=== Section Start ===

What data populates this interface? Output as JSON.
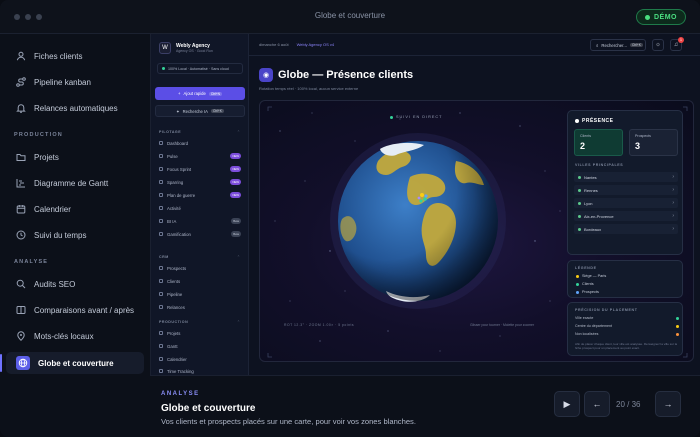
{
  "window": {
    "title": "Globe et couverture",
    "demo_badge": "DÉMO"
  },
  "left_nav": {
    "items_top": [
      "Fiches clients",
      "Pipeline kanban",
      "Relances automatiques"
    ],
    "section_production": "PRODUCTION",
    "items_production": [
      "Projets",
      "Diagramme de Gantt",
      "Calendrier",
      "Suivi du temps"
    ],
    "section_analyse": "ANALYSE",
    "items_analyse": [
      "Audits SEO",
      "Comparaisons avant / après",
      "Mots-clés locaux",
      "Globe et couverture"
    ],
    "active": "Globe et couverture"
  },
  "app": {
    "brand": {
      "name": "Webly Agency",
      "sub": "Agency OS · Good Run"
    },
    "local_status": "100% Local · Automatisé · Sans cloud",
    "quick_add": {
      "label": "Ajout rapide",
      "shortcut": "Ctrl+N"
    },
    "ai_search": {
      "label": "Recherche IA",
      "shortcut": "Ctrl+K"
    },
    "groups": {
      "pilotage": "PILOTAGE",
      "pilotage_items": [
        {
          "label": "Dashboard",
          "badge": ""
        },
        {
          "label": "Pulse",
          "badge": "NEW"
        },
        {
          "label": "Focus Sprint",
          "badge": "NEW"
        },
        {
          "label": "Sparring",
          "badge": "NEW"
        },
        {
          "label": "Plan de guerre",
          "badge": "NEW"
        },
        {
          "label": "Activité",
          "badge": ""
        },
        {
          "label": "BI IA",
          "badge": "Beta"
        },
        {
          "label": "Gamification",
          "badge": "Beta"
        }
      ],
      "crm": "CRM",
      "crm_items": [
        "Prospects",
        "Clients",
        "Pipeline",
        "Relances"
      ],
      "production": "PRODUCTION",
      "production_items": [
        "Projets",
        "Gantt",
        "Calendrier",
        "Time Tracking"
      ]
    },
    "breadcrumb": {
      "date": "dimanche 6 août",
      "context": "Webly Agency OS v4"
    },
    "search": {
      "label": "Rechercher...",
      "shortcut": "Ctrl+K"
    },
    "notifications": "1",
    "page_title": "Globe — Présence clients",
    "page_subtitle": "Rotation temps réel · 100% local, aucun service externe",
    "globe": {
      "live_label": "SUIVI EN DIRECT",
      "hud": "ROT 12.3°  ·  ZOOM 1.00×  ·  5 points",
      "hint": "Glisser pour tourner · Molette pour zoomer"
    },
    "presence": {
      "title": "PRÉSENCE",
      "clients_label": "Clients",
      "clients_value": "2",
      "prospects_label": "Prospects",
      "prospects_value": "3",
      "cities_title": "VILLES PRINCIPALES",
      "cities": [
        "Nantes",
        "Rennes",
        "Lyon",
        "Aix-en-Provence",
        "Bordeaux"
      ]
    },
    "legend": {
      "title": "LÉGENDE",
      "items": [
        {
          "label": "Siège — Paris",
          "color": "#facc15"
        },
        {
          "label": "Clients",
          "color": "#34d399"
        },
        {
          "label": "Prospects",
          "color": "#60a5fa"
        }
      ]
    },
    "precision": {
      "title": "PRÉCISION DU PLACEMENT",
      "rows": [
        {
          "label": "Ville exacte",
          "color": "#34d399"
        },
        {
          "label": "Centre du département",
          "color": "#facc15"
        },
        {
          "label": "Non localisées",
          "color": "#fb923c"
        }
      ],
      "note": "Afin de placer chaque client, leur ville est analysée. Renseignez la ville sur la fiche prospect pour un placement au point exact."
    }
  },
  "bottom": {
    "section": "ANALYSE",
    "title": "Globe et couverture",
    "description": "Vos clients et prospects placés sur une carte, pour voir vos zones blanches.",
    "counter": "20 / 36"
  }
}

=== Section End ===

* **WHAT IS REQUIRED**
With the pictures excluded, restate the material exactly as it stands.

* **REPLY TO THE EXERCISE**
What data populates this interface? Output as JSON.
{
  "window": {
    "title": "Globe et couverture",
    "demo_badge": "DÉMO"
  },
  "left_nav": {
    "items_top": [
      "Fiches clients",
      "Pipeline kanban",
      "Relances automatiques"
    ],
    "section_production": "PRODUCTION",
    "items_production": [
      "Projets",
      "Diagramme de Gantt",
      "Calendrier",
      "Suivi du temps"
    ],
    "section_analyse": "ANALYSE",
    "items_analyse": [
      "Audits SEO",
      "Comparaisons avant / après",
      "Mots-clés locaux",
      "Globe et couverture"
    ],
    "active": "Globe et couverture"
  },
  "app": {
    "brand": {
      "name": "Webly Agency",
      "sub": "Agency OS · Good Run"
    },
    "local_status": "100% Local · Automatisé · Sans cloud",
    "quick_add": {
      "label": "Ajout rapide",
      "shortcut": "Ctrl+N"
    },
    "ai_search": {
      "label": "Recherche IA",
      "shortcut": "Ctrl+K"
    },
    "groups": {
      "pilotage": "PILOTAGE",
      "pilotage_items": [
        {
          "label": "Dashboard",
          "badge": ""
        },
        {
          "label": "Pulse",
          "badge": "NEW"
        },
        {
          "label": "Focus Sprint",
          "badge": "NEW"
        },
        {
          "label": "Sparring",
          "badge": "NEW"
        },
        {
          "label": "Plan de guerre",
          "badge": "NEW"
        },
        {
          "label": "Activité",
          "badge": ""
        },
        {
          "label": "BI IA",
          "badge": "Beta"
        },
        {
          "label": "Gamification",
          "badge": "Beta"
        }
      ],
      "crm": "CRM",
      "crm_items": [
        "Prospects",
        "Clients",
        "Pipeline",
        "Relances"
      ],
      "production": "PRODUCTION",
      "production_items": [
        "Projets",
        "Gantt",
        "Calendrier",
        "Time Tracking"
      ]
    },
    "breadcrumb": {
      "date": "dimanche 6 août",
      "context": "Webly Agency OS v4"
    },
    "search": {
      "label": "Rechercher...",
      "shortcut": "Ctrl+K"
    },
    "notifications": "1",
    "page_title": "Globe — Présence clients",
    "page_subtitle": "Rotation temps réel · 100% local, aucun service externe",
    "globe": {
      "live_label": "SUIVI EN DIRECT",
      "hud": "ROT 12.3°  ·  ZOOM 1.00×  ·  5 points",
      "hint": "Glisser pour tourner · Molette pour zoomer"
    },
    "presence": {
      "title": "PRÉSENCE",
      "clients_label": "Clients",
      "clients_value": "2",
      "prospects_label": "Prospects",
      "prospects_value": "3",
      "cities_title": "VILLES PRINCIPALES",
      "cities": [
        "Nantes",
        "Rennes",
        "Lyon",
        "Aix-en-Provence",
        "Bordeaux"
      ]
    },
    "legend": {
      "title": "LÉGENDE",
      "items": [
        {
          "label": "Siège — Paris",
          "color": "#facc15"
        },
        {
          "label": "Clients",
          "color": "#34d399"
        },
        {
          "label": "Prospects",
          "color": "#60a5fa"
        }
      ]
    },
    "precision": {
      "title": "PRÉCISION DU PLACEMENT",
      "rows": [
        {
          "label": "Ville exacte",
          "color": "#34d399"
        },
        {
          "label": "Centre du département",
          "color": "#facc15"
        },
        {
          "label": "Non localisées",
          "color": "#fb923c"
        }
      ],
      "note": "Afin de placer chaque client, leur ville est analysée. Renseignez la ville sur la fiche prospect pour un placement au point exact."
    }
  },
  "bottom": {
    "section": "ANALYSE",
    "title": "Globe et couverture",
    "description": "Vos clients et prospects placés sur une carte, pour voir vos zones blanches.",
    "counter": "20 / 36"
  }
}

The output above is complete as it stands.